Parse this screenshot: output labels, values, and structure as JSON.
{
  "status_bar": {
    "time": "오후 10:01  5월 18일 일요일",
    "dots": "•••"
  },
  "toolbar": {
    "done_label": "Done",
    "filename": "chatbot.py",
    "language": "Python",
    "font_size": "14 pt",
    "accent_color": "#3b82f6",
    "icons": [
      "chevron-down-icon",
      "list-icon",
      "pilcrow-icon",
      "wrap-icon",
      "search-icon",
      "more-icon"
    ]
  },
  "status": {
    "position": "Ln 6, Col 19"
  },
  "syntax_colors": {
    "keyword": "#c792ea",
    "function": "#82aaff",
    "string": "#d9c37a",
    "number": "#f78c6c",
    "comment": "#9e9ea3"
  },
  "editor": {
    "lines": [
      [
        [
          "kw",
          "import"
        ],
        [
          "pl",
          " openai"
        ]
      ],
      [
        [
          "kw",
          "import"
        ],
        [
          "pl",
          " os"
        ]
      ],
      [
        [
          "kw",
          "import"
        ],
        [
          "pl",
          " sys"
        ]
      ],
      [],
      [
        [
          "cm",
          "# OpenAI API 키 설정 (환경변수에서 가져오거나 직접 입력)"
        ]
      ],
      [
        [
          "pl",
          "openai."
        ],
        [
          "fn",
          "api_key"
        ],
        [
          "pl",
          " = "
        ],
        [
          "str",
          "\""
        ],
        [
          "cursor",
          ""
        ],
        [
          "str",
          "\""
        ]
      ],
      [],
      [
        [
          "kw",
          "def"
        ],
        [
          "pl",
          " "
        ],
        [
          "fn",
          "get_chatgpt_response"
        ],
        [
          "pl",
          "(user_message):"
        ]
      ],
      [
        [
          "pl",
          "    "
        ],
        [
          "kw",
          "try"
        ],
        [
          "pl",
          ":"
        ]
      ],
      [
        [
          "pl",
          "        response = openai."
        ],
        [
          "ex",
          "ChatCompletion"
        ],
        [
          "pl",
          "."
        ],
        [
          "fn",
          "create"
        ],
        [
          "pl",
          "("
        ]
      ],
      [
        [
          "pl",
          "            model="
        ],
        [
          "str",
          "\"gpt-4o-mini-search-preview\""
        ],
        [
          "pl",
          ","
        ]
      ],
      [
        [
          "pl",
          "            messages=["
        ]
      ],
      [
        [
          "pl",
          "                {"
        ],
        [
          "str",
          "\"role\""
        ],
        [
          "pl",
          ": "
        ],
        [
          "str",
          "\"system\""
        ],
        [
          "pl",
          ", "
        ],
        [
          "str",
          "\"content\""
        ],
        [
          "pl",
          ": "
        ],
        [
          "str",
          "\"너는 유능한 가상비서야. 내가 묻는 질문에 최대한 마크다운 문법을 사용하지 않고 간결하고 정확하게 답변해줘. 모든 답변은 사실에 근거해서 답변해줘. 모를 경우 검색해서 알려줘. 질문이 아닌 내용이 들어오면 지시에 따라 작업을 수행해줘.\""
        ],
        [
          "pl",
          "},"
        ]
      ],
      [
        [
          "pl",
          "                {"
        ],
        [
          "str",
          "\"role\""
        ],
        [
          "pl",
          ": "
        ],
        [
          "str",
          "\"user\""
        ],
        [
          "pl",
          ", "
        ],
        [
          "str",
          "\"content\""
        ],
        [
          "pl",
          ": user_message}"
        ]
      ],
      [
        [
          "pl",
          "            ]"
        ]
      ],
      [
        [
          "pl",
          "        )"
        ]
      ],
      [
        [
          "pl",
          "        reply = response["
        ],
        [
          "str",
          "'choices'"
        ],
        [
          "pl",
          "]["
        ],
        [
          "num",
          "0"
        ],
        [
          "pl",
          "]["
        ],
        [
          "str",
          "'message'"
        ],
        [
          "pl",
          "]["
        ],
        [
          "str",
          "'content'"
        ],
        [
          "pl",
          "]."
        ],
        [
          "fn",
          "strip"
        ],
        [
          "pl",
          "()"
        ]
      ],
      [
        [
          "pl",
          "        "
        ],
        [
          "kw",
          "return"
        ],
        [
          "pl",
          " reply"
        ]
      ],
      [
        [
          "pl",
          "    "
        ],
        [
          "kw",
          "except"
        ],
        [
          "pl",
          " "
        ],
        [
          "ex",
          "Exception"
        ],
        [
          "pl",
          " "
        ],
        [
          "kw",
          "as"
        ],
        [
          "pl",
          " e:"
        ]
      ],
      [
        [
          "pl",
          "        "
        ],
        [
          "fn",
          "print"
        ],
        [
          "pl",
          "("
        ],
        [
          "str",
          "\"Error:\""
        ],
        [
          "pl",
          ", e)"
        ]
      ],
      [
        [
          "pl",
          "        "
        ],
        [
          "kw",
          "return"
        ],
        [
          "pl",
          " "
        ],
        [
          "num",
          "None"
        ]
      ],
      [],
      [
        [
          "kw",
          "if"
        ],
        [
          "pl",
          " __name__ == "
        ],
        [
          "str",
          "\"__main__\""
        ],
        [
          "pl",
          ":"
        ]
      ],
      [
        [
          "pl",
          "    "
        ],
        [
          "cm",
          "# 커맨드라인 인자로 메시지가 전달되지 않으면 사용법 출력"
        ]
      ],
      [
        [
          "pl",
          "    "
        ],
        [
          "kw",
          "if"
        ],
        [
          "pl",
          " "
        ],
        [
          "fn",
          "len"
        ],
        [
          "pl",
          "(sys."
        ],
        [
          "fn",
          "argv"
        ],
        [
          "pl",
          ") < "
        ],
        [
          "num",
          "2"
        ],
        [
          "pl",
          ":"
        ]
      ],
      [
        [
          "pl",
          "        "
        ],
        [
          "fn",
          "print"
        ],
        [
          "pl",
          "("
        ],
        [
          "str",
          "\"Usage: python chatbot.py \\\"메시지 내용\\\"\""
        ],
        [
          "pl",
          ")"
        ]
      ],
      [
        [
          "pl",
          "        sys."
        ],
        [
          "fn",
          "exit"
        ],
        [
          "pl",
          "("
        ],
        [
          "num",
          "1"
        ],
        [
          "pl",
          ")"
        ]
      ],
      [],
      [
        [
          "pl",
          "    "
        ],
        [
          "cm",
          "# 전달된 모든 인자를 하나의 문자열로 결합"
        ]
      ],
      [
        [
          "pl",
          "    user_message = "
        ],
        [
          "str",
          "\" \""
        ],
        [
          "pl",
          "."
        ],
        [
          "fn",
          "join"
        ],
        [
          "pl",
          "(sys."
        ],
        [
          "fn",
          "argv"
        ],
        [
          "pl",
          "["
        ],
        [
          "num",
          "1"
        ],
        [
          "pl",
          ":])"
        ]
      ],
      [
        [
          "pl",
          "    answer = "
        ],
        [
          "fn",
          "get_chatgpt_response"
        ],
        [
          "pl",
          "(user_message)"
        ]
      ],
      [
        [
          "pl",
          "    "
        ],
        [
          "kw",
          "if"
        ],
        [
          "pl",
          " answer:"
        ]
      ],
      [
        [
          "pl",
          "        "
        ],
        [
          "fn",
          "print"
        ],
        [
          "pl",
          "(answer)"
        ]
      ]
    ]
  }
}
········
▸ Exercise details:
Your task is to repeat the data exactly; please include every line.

▸ Completed exercise:
Parse this screenshot: output labels, values, and structure as JSON.
{
  "status_bar": {
    "time": "오후 10:01  5월 18일 일요일",
    "dots": "•••"
  },
  "toolbar": {
    "done_label": "Done",
    "filename": "chatbot.py",
    "language": "Python",
    "font_size": "14 pt",
    "accent_color": "#3b82f6",
    "icons": [
      "chevron-down-icon",
      "list-icon",
      "pilcrow-icon",
      "wrap-icon",
      "search-icon",
      "more-icon"
    ]
  },
  "status": {
    "position": "Ln 6, Col 19"
  },
  "syntax_colors": {
    "keyword": "#c792ea",
    "function": "#82aaff",
    "string": "#d9c37a",
    "number": "#f78c6c",
    "comment": "#9e9ea3"
  },
  "editor": {
    "lines": [
      [
        [
          "kw",
          "import"
        ],
        [
          "pl",
          " openai"
        ]
      ],
      [
        [
          "kw",
          "import"
        ],
        [
          "pl",
          " os"
        ]
      ],
      [
        [
          "kw",
          "import"
        ],
        [
          "pl",
          " sys"
        ]
      ],
      [],
      [
        [
          "cm",
          "# OpenAI API 키 설정 (환경변수에서 가져오거나 직접 입력)"
        ]
      ],
      [
        [
          "pl",
          "openai."
        ],
        [
          "fn",
          "api_key"
        ],
        [
          "pl",
          " = "
        ],
        [
          "str",
          "\""
        ],
        [
          "cursor",
          ""
        ],
        [
          "str",
          "\""
        ]
      ],
      [],
      [
        [
          "kw",
          "def"
        ],
        [
          "pl",
          " "
        ],
        [
          "fn",
          "get_chatgpt_response"
        ],
        [
          "pl",
          "(user_message):"
        ]
      ],
      [
        [
          "pl",
          "    "
        ],
        [
          "kw",
          "try"
        ],
        [
          "pl",
          ":"
        ]
      ],
      [
        [
          "pl",
          "        response = openai."
        ],
        [
          "ex",
          "ChatCompletion"
        ],
        [
          "pl",
          "."
        ],
        [
          "fn",
          "create"
        ],
        [
          "pl",
          "("
        ]
      ],
      [
        [
          "pl",
          "            model="
        ],
        [
          "str",
          "\"gpt-4o-mini-search-preview\""
        ],
        [
          "pl",
          ","
        ]
      ],
      [
        [
          "pl",
          "            messages=["
        ]
      ],
      [
        [
          "pl",
          "                {"
        ],
        [
          "str",
          "\"role\""
        ],
        [
          "pl",
          ": "
        ],
        [
          "str",
          "\"system\""
        ],
        [
          "pl",
          ", "
        ],
        [
          "str",
          "\"content\""
        ],
        [
          "pl",
          ": "
        ],
        [
          "str",
          "\"너는 유능한 가상비서야. 내가 묻는 질문에 최대한 마크다운 문법을 사용하지 않고 간결하고 정확하게 답변해줘. 모든 답변은 사실에 근거해서 답변해줘. 모를 경우 검색해서 알려줘. 질문이 아닌 내용이 들어오면 지시에 따라 작업을 수행해줘.\""
        ],
        [
          "pl",
          "},"
        ]
      ],
      [
        [
          "pl",
          "                {"
        ],
        [
          "str",
          "\"role\""
        ],
        [
          "pl",
          ": "
        ],
        [
          "str",
          "\"user\""
        ],
        [
          "pl",
          ", "
        ],
        [
          "str",
          "\"content\""
        ],
        [
          "pl",
          ": user_message}"
        ]
      ],
      [
        [
          "pl",
          "            ]"
        ]
      ],
      [
        [
          "pl",
          "        )"
        ]
      ],
      [
        [
          "pl",
          "        reply = response["
        ],
        [
          "str",
          "'choices'"
        ],
        [
          "pl",
          "]["
        ],
        [
          "num",
          "0"
        ],
        [
          "pl",
          "]["
        ],
        [
          "str",
          "'message'"
        ],
        [
          "pl",
          "]["
        ],
        [
          "str",
          "'content'"
        ],
        [
          "pl",
          "]."
        ],
        [
          "fn",
          "strip"
        ],
        [
          "pl",
          "()"
        ]
      ],
      [
        [
          "pl",
          "        "
        ],
        [
          "kw",
          "return"
        ],
        [
          "pl",
          " reply"
        ]
      ],
      [
        [
          "pl",
          "    "
        ],
        [
          "kw",
          "except"
        ],
        [
          "pl",
          " "
        ],
        [
          "ex",
          "Exception"
        ],
        [
          "pl",
          " "
        ],
        [
          "kw",
          "as"
        ],
        [
          "pl",
          " e:"
        ]
      ],
      [
        [
          "pl",
          "        "
        ],
        [
          "fn",
          "print"
        ],
        [
          "pl",
          "("
        ],
        [
          "str",
          "\"Error:\""
        ],
        [
          "pl",
          ", e)"
        ]
      ],
      [
        [
          "pl",
          "        "
        ],
        [
          "kw",
          "return"
        ],
        [
          "pl",
          " "
        ],
        [
          "num",
          "None"
        ]
      ],
      [],
      [
        [
          "kw",
          "if"
        ],
        [
          "pl",
          " __name__ == "
        ],
        [
          "str",
          "\"__main__\""
        ],
        [
          "pl",
          ":"
        ]
      ],
      [
        [
          "pl",
          "    "
        ],
        [
          "cm",
          "# 커맨드라인 인자로 메시지가 전달되지 않으면 사용법 출력"
        ]
      ],
      [
        [
          "pl",
          "    "
        ],
        [
          "kw",
          "if"
        ],
        [
          "pl",
          " "
        ],
        [
          "fn",
          "len"
        ],
        [
          "pl",
          "(sys."
        ],
        [
          "fn",
          "argv"
        ],
        [
          "pl",
          ") < "
        ],
        [
          "num",
          "2"
        ],
        [
          "pl",
          ":"
        ]
      ],
      [
        [
          "pl",
          "        "
        ],
        [
          "fn",
          "print"
        ],
        [
          "pl",
          "("
        ],
        [
          "str",
          "\"Usage: python chatbot.py \\\"메시지 내용\\\"\""
        ],
        [
          "pl",
          ")"
        ]
      ],
      [
        [
          "pl",
          "        sys."
        ],
        [
          "fn",
          "exit"
        ],
        [
          "pl",
          "("
        ],
        [
          "num",
          "1"
        ],
        [
          "pl",
          ")"
        ]
      ],
      [],
      [
        [
          "pl",
          "    "
        ],
        [
          "cm",
          "# 전달된 모든 인자를 하나의 문자열로 결합"
        ]
      ],
      [
        [
          "pl",
          "    user_message = "
        ],
        [
          "str",
          "\" \""
        ],
        [
          "pl",
          "."
        ],
        [
          "fn",
          "join"
        ],
        [
          "pl",
          "(sys."
        ],
        [
          "fn",
          "argv"
        ],
        [
          "pl",
          "["
        ],
        [
          "num",
          "1"
        ],
        [
          "pl",
          ":])"
        ]
      ],
      [
        [
          "pl",
          "    answer = "
        ],
        [
          "fn",
          "get_chatgpt_response"
        ],
        [
          "pl",
          "(user_message)"
        ]
      ],
      [
        [
          "pl",
          "    "
        ],
        [
          "kw",
          "if"
        ],
        [
          "pl",
          " answer:"
        ]
      ],
      [
        [
          "pl",
          "        "
        ],
        [
          "fn",
          "print"
        ],
        [
          "pl",
          "(answer)"
        ]
      ]
    ]
  }
}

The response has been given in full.